Anyone concerned about contamination issues should try to find out where their fish came from and read about any potential problems in that area, said David Love, project director at the Center for a Livable Future at Johns Hopkins School of Public Health. He called for more widespread testing of contaminants in fish in the United States and better labeling practices so consumers know how and where their fish were caught.
Fish eaters should also consider eating smaller fish on the food chain, such as anchovies, mackerel and sardines, because they live shorter lives and don’t have as much opportunity as larger fish to pick up toxics, Love said.

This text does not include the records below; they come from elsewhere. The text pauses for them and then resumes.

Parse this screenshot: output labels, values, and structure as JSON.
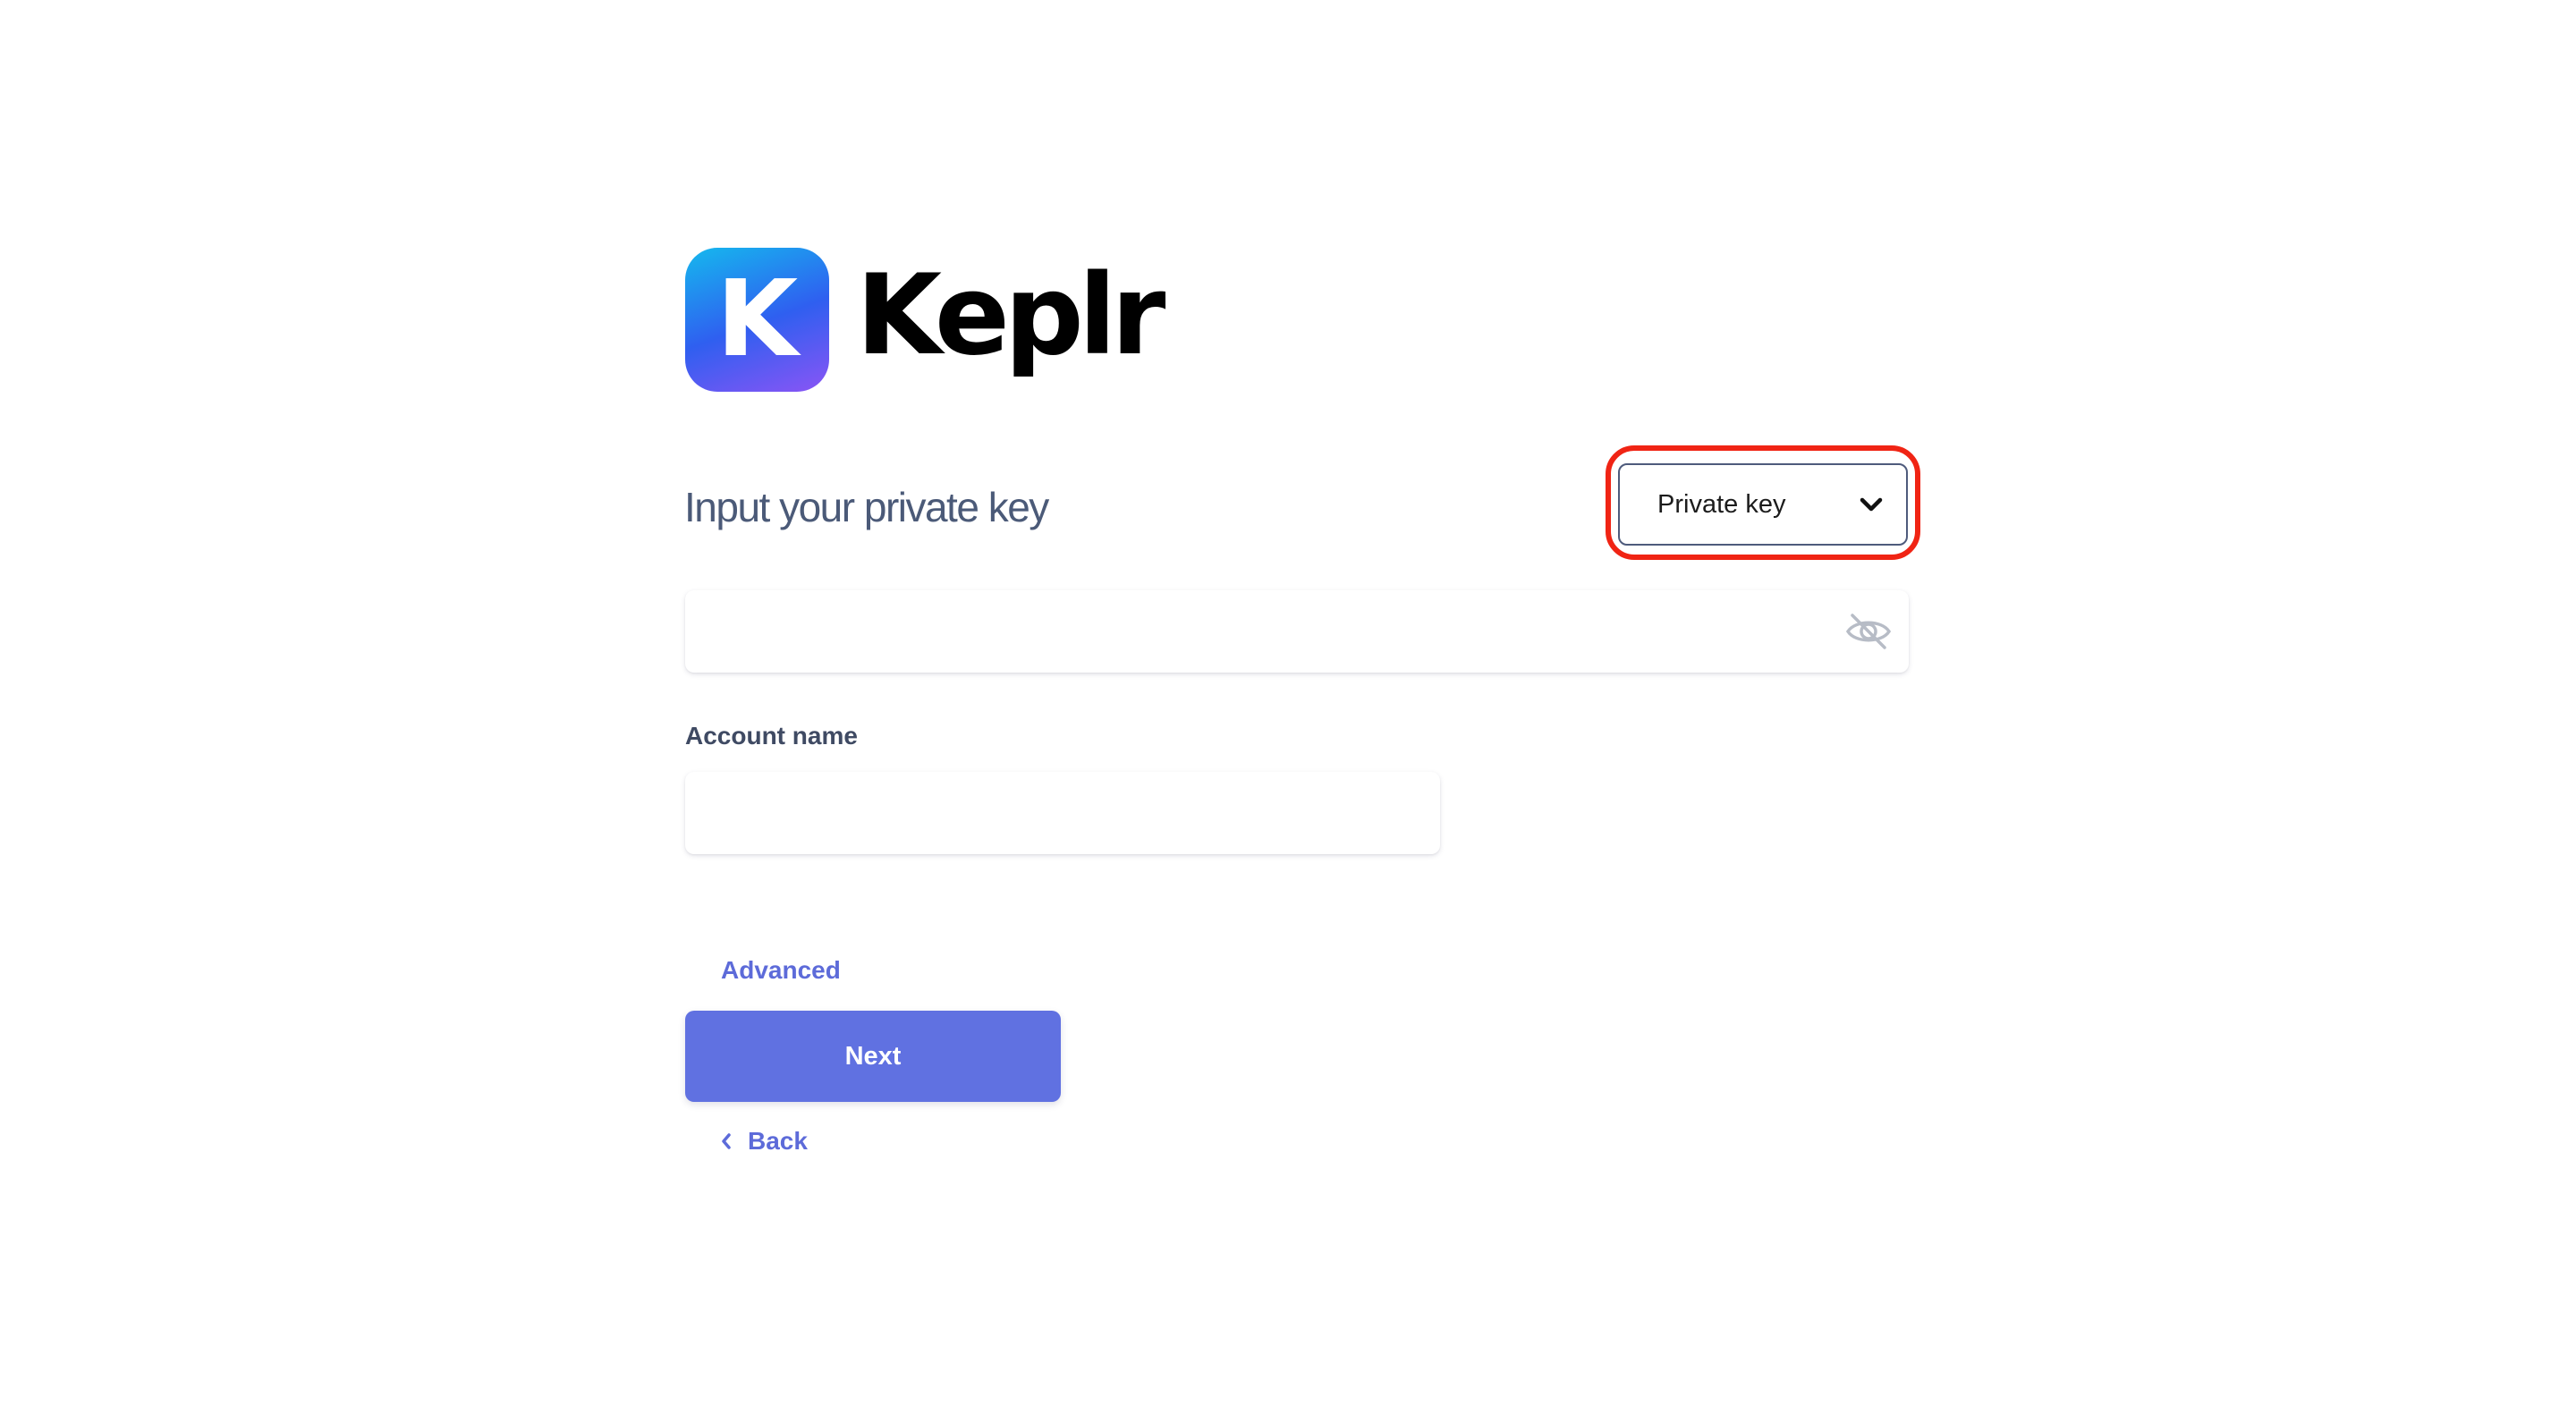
{
  "brand": {
    "logo_letter": "K",
    "name": "Keplr",
    "gradient": [
      "#15b9ee",
      "#2f5ff0",
      "#8a55f5"
    ]
  },
  "form": {
    "title": "Input your private key",
    "type_select": {
      "selected": "Private key",
      "icon": "chevron-down-icon"
    },
    "private_key_input": {
      "value": "",
      "placeholder": "",
      "visibility_icon": "eye-off-icon"
    },
    "account_name": {
      "label": "Account name",
      "value": "",
      "placeholder": ""
    },
    "advanced_label": "Advanced",
    "next_label": "Next",
    "back_label": "Back"
  },
  "colors": {
    "accent": "#6071e1",
    "link": "#5d6bd9",
    "highlight": "#f02414",
    "title": "#4b5a78"
  }
}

Since they are lower on the food chain, they are a more sustainable choice, he said.
The environmental impact of eating particular kinds of fish is an important matter but not so straightforward, experts say. To produce one farmed salmon, you have to feed it more than its weight in smaller fish, which leads to a net loss of fish from the sea and potential ecosystem disruption, Love said.
“It may not hurt my health, and it may not hurt your health, but on a population level, you can see some issues,” Love said.
Some farmed fish may also receive antibiotics that, if spread in the human population in large quantities, could lead to antibiotic resistance, meaning bacteria would no longer respond to these drugs, he said.
But there are also farmed fish produced in environmentally friendly situations, Rimm said. In some cases, it may take more energy to capture wild fish than to keep them in a pen, leading to a negative environmental impact.
Eating different kinds of fish is good for both your individual health and for the environment, experts say. From the health angle, it minimizes your risk of contamination from any one fish group, Jampolis said. From the environmental perspective, it would be detrimental to the ecosystem if everyone ate just one kind of fish en masse, Love said.